Poisoning from acorns is most likely to occur in the autumn months when these fruits have fallen to the ground. A one off feast of acorns is likely to cause vomiting, diarrhoea, both of which may be bloody, and may cause the dog to become sleepy. Eating acorns regularly may cause kidney or liver problems, while eating large amounts may cause an obstruction.
Fungi (Wild mushrooms or toadstools)
There are thousands of different fungi in the UK, in lots of different shapes, sizes, colour and how poisonous they are. Although some fungi may be fairly obvious to identify by appearance, it is incredibly difficult to identify the majority of wild mushrooms. Some fungi are edible, while others are extremely dangerous, and it’s not always easy to tell the difference between them.
Signs of poisoning may vary greatly depending on the type of fungi eaten, and could include stomach upset, blood in the stools or vomit, neurological effects such as hallucinations or fits, kidney or liver failure.
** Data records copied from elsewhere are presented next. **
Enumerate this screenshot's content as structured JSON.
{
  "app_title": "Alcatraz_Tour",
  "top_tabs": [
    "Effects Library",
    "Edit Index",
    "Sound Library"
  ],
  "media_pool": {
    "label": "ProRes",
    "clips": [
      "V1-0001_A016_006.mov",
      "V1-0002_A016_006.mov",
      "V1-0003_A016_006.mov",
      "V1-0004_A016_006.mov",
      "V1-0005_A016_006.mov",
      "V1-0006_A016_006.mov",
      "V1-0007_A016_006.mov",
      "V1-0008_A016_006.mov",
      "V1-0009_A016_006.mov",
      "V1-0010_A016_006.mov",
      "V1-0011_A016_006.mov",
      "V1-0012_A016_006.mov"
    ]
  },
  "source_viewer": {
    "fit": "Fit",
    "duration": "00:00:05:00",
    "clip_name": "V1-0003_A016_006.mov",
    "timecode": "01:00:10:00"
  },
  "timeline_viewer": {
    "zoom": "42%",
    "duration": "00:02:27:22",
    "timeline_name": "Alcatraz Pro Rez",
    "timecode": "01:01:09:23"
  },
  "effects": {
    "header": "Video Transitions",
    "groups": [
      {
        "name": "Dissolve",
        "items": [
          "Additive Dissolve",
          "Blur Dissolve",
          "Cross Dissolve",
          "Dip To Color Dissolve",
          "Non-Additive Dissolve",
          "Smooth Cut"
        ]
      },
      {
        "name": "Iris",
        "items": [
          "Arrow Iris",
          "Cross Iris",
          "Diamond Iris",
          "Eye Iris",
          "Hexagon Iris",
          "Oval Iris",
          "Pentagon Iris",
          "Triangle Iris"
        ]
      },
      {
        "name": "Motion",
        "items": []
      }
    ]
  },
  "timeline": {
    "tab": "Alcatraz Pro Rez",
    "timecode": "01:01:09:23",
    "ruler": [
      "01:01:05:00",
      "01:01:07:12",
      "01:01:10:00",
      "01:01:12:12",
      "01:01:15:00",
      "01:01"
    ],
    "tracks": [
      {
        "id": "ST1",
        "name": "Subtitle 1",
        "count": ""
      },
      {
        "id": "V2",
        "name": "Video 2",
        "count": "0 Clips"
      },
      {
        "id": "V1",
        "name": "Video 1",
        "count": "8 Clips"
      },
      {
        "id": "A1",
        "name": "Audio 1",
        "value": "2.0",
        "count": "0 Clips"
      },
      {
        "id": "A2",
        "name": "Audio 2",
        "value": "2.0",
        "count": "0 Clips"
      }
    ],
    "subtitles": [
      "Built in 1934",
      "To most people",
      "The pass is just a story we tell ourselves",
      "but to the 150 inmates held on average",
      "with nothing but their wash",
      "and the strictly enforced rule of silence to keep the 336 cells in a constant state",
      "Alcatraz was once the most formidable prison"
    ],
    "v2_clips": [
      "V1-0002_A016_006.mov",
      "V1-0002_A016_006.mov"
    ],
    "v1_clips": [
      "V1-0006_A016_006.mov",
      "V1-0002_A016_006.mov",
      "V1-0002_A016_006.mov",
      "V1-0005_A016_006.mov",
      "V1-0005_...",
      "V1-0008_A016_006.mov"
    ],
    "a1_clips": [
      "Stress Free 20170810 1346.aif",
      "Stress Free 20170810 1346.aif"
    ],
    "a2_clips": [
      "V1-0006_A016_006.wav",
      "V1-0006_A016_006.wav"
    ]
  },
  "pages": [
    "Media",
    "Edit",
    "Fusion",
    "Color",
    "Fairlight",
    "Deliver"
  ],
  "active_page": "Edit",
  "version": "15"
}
The effects of a dog becoming ill from poisonous fungi can be vary also, i.e. ten minutes after eating the fungi, or it might be delayed by days, or even on very rare occasions by several weeks.
If your dog does eat an unknown wild mushroom, take them to the vets straight way and if possible, take a picture of the mushroom, or even better, a sample of the fungi in a paper bag rather than a plastic bag. Take note of the area where the fungi was found (i.e. was it growing in grass or on a tree stump) as this may help experts identify what fungi your dog has eaten should they become ill.